In crossing the River Slea you pass from Headley into Kingsley parish. There is a stone set into the west side of the old bridge indicating this.
At Kingsley Pond, note the area on higher ground to your right behind the church which was called 'Kingsley Green' on old maps. It was at Kingsley Green, we are told, that Holdaway in 1830 "called out ten persons as the representatives of the ten parishes of which the labourers had formed your dangerous and illegal assembly" and shared out the spoils of the day. The church would not have been here at the time, having been built only in 1876.
In reality, the various men from 'ten parishes' must have made their separate ways home from here in several different directions - but we follow a probable route of those heading back to the centre of Selborne.
Kingsley Mill is of some antiquity, and legend says that it may even have been the mill that Geoffrey Chaucer had in mind when writing his Miller's Tale. His son Thomas was Lord Warden of Woolmer and Alice Holt Forests at the end of the 14th century, and is said to be buried nearby at East Worldham, where he lived.
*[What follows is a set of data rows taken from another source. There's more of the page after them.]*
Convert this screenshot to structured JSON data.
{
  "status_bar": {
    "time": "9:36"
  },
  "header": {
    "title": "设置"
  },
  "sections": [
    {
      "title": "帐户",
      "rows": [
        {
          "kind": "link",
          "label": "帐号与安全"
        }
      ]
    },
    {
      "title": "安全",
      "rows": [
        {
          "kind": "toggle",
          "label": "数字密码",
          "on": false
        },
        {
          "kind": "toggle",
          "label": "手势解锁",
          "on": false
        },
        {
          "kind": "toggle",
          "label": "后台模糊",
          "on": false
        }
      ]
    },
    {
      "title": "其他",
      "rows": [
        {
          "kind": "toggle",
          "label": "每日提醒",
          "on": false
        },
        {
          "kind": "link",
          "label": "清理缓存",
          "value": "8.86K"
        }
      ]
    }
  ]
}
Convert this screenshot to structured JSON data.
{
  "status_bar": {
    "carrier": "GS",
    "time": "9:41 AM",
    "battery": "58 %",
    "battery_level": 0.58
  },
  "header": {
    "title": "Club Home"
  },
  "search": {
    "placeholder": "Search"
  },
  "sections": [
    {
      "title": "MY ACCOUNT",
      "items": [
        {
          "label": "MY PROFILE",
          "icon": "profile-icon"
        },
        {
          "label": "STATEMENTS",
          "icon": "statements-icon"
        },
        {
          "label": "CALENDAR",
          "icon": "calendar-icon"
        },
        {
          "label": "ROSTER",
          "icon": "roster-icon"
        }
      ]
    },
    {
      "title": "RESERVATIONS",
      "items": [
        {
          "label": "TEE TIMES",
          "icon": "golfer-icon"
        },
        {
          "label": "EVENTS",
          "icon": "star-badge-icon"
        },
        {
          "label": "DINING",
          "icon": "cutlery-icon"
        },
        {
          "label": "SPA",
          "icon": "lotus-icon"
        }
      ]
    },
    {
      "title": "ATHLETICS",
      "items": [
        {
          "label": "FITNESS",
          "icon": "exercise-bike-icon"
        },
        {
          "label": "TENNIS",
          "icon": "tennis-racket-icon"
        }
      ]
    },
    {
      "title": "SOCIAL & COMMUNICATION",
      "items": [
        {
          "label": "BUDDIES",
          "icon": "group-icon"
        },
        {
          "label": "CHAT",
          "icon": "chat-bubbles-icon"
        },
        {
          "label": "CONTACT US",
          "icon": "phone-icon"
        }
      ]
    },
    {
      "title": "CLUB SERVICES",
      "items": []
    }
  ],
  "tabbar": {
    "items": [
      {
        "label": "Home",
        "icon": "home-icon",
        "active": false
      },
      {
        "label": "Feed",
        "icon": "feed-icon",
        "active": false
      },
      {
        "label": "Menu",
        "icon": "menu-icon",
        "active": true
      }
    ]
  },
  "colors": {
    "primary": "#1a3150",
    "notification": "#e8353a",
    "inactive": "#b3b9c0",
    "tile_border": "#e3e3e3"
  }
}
The disused railway viaduct belongs to the spur from Bentley to Bordon, opened in 1905 and closed in the late 1960s.
Oakhanger is a hamlet in the parish of Selborne, and so to some of the 'Selborne' rioters it would be home. In particular, the Heighes brothers lived here. For others, there were still a few miles to travel cross country.
Priory Farm is on the site of Selborne Priory, closed in 1484 due to bad debts and the stones reused for various local and not-so-local building projects.
The Long Lythe and Short Lythe (pronounced 'Lith') are footpaths which were mentioned in the writings of Gilbert White.
Within the church of St Mary, Selborne, is displayed the collar of vicar Cobbold's large mastiff, which he bought to protect himself after the riot.
The Great Yew of Selborne sadly blew down in 1990, and never recovered. According to Mrs Cowburn, men climbed into its branches on the evening of Sunday 21st November 1830 to overlook the vicarage and make sure Cobbold would not get away in the night.
The Queen's Hotel was, in 1830, stated as being the only public house in Selborne. At that time it was called the Compasses, or some say the Goat and Compasses which may be a corruption of 'God encompasseth us'. Robert Holdaway was the landlord here until about a year before the riot. It was renamed the Queen's Inn in 1839.
Selbourne village is on the B3006. This can be reached from the A31 at Alton or the A3 at Liss. Both Alton and Liss have a train station.